(Dataset entries)
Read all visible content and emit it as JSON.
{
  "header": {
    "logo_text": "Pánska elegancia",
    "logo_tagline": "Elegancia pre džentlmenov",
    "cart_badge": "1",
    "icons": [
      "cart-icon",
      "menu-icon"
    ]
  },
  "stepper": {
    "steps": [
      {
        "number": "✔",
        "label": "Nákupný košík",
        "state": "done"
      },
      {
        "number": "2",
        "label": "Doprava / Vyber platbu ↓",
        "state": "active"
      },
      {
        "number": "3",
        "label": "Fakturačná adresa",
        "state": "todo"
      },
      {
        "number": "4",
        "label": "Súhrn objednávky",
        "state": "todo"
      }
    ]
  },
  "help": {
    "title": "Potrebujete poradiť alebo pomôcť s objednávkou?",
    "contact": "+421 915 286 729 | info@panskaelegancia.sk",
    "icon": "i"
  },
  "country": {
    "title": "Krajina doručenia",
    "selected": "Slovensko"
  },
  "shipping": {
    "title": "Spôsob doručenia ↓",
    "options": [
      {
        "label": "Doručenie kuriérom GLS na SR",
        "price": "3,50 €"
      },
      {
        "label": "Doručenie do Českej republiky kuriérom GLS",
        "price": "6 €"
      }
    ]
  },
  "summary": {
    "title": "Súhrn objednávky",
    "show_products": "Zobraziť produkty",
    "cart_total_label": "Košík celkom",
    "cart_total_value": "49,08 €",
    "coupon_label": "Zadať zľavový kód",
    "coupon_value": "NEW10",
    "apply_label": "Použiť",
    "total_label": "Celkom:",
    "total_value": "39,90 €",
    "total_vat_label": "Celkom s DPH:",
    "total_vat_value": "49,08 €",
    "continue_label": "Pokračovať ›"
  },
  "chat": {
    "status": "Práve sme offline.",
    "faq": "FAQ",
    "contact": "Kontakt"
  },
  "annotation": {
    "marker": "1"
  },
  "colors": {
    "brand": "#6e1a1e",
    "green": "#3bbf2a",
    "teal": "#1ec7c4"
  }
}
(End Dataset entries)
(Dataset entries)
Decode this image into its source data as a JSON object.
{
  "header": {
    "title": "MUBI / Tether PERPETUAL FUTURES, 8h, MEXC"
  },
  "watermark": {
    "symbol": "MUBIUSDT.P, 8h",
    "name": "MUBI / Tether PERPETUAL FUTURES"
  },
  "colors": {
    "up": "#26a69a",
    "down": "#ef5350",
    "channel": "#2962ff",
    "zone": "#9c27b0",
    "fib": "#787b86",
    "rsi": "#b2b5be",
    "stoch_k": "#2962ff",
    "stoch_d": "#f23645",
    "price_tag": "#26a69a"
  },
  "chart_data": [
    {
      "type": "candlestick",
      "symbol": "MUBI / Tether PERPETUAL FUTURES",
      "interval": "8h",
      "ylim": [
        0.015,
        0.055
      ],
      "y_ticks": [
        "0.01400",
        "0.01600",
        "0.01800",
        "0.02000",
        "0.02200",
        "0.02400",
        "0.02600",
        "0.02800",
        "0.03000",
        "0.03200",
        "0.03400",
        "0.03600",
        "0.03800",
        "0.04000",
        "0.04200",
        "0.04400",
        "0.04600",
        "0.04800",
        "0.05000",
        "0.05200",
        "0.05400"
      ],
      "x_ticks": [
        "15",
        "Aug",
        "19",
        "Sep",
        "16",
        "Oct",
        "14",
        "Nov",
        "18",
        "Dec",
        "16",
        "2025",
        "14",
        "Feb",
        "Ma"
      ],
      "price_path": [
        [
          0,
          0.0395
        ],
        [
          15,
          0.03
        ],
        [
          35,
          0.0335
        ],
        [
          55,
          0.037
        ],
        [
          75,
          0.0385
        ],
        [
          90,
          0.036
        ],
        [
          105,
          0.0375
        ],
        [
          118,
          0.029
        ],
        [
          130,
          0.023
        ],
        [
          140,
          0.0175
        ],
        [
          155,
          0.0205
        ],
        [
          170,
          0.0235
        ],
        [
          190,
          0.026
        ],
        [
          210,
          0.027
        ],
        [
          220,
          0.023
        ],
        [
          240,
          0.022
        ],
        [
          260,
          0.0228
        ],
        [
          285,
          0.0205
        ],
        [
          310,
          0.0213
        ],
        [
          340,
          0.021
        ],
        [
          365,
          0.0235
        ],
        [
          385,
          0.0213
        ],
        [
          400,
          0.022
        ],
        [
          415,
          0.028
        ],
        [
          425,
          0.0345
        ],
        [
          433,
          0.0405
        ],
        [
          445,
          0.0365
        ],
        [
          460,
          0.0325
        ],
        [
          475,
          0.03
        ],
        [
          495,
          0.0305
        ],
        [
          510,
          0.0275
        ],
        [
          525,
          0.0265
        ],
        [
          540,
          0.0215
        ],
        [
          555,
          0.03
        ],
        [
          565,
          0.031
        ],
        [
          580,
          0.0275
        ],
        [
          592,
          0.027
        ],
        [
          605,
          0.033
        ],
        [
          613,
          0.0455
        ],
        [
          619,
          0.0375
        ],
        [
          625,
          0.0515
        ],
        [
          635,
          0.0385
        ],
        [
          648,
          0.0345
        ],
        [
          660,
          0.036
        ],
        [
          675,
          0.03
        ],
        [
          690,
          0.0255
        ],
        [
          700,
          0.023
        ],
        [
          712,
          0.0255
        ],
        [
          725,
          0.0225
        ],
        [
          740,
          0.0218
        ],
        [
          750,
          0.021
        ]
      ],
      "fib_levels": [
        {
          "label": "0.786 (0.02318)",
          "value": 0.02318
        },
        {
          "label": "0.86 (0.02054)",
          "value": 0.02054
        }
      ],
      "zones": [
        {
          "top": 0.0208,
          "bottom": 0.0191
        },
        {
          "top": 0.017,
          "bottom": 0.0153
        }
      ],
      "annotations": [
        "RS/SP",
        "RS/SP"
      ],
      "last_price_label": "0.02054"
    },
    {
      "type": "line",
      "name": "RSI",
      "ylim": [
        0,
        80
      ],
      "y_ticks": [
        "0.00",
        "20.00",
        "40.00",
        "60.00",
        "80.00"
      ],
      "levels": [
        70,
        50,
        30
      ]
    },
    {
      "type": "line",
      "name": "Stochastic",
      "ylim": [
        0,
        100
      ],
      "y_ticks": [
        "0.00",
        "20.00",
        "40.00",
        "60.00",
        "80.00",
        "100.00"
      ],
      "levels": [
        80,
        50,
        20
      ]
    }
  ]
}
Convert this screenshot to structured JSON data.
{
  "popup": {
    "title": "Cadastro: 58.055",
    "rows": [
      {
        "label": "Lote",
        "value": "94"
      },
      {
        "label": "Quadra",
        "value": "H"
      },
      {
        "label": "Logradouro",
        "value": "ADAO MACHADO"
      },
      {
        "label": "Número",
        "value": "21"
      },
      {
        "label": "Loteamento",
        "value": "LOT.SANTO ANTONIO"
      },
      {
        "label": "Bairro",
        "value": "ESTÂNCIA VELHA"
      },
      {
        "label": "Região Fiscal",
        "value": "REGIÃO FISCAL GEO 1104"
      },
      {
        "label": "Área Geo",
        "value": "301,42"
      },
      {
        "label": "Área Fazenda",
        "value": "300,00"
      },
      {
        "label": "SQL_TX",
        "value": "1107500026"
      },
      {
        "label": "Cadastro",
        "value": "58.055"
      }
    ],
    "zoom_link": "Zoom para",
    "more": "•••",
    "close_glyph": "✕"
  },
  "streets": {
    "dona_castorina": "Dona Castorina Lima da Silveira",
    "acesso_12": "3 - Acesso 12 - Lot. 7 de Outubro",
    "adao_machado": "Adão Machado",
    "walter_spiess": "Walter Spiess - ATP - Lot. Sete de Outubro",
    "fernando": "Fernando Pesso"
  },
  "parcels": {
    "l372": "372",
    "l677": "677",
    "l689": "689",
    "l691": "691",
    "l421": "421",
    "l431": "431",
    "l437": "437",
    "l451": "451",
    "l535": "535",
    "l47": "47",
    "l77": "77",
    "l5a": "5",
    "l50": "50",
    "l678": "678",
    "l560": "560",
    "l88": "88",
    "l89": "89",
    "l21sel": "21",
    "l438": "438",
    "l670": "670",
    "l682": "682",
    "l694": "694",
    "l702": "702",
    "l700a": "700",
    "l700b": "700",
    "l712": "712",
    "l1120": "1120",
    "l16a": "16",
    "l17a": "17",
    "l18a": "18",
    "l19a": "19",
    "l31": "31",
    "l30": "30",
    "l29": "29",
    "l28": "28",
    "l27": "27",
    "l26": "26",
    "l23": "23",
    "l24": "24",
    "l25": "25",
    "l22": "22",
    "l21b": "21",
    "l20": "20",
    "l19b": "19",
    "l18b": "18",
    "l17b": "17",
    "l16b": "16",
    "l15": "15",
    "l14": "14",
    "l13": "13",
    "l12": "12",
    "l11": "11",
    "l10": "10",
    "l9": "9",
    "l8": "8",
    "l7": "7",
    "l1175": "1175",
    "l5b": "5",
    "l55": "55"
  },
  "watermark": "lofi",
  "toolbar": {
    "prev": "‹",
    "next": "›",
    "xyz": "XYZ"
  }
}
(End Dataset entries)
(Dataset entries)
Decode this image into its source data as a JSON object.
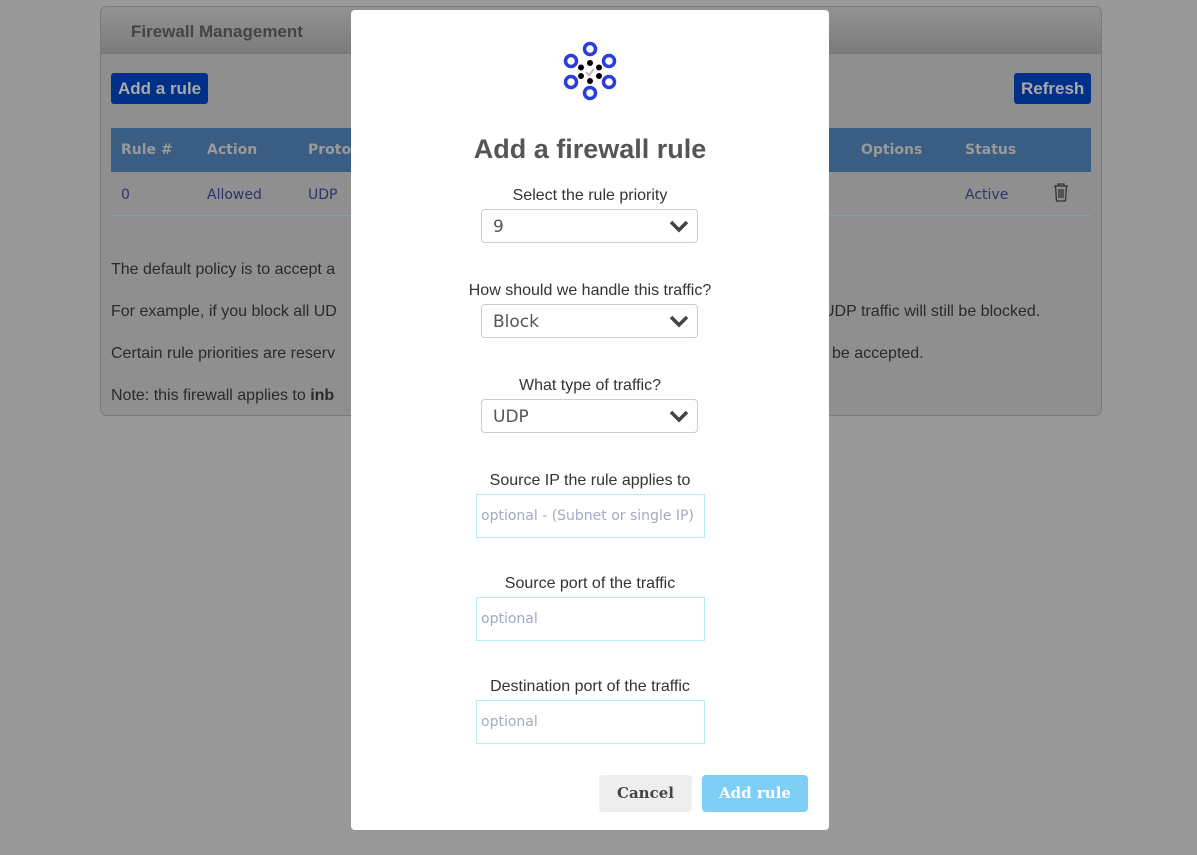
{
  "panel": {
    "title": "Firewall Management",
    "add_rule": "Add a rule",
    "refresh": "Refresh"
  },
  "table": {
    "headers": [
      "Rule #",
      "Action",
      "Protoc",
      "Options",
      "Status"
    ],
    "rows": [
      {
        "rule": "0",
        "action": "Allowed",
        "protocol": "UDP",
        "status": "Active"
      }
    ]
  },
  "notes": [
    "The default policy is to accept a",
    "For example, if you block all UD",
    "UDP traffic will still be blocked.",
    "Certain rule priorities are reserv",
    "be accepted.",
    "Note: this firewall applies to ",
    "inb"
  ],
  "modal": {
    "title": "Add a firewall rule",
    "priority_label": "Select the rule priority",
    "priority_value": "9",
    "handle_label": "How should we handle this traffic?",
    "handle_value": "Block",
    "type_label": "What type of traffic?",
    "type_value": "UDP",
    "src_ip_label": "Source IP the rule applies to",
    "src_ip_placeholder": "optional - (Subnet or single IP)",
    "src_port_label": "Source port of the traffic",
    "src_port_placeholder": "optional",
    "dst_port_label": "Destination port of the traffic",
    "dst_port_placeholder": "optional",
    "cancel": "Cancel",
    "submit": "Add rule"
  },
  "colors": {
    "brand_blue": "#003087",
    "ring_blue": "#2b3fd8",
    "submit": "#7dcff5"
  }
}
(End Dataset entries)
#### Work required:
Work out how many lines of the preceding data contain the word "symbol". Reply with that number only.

#### Answer area:
2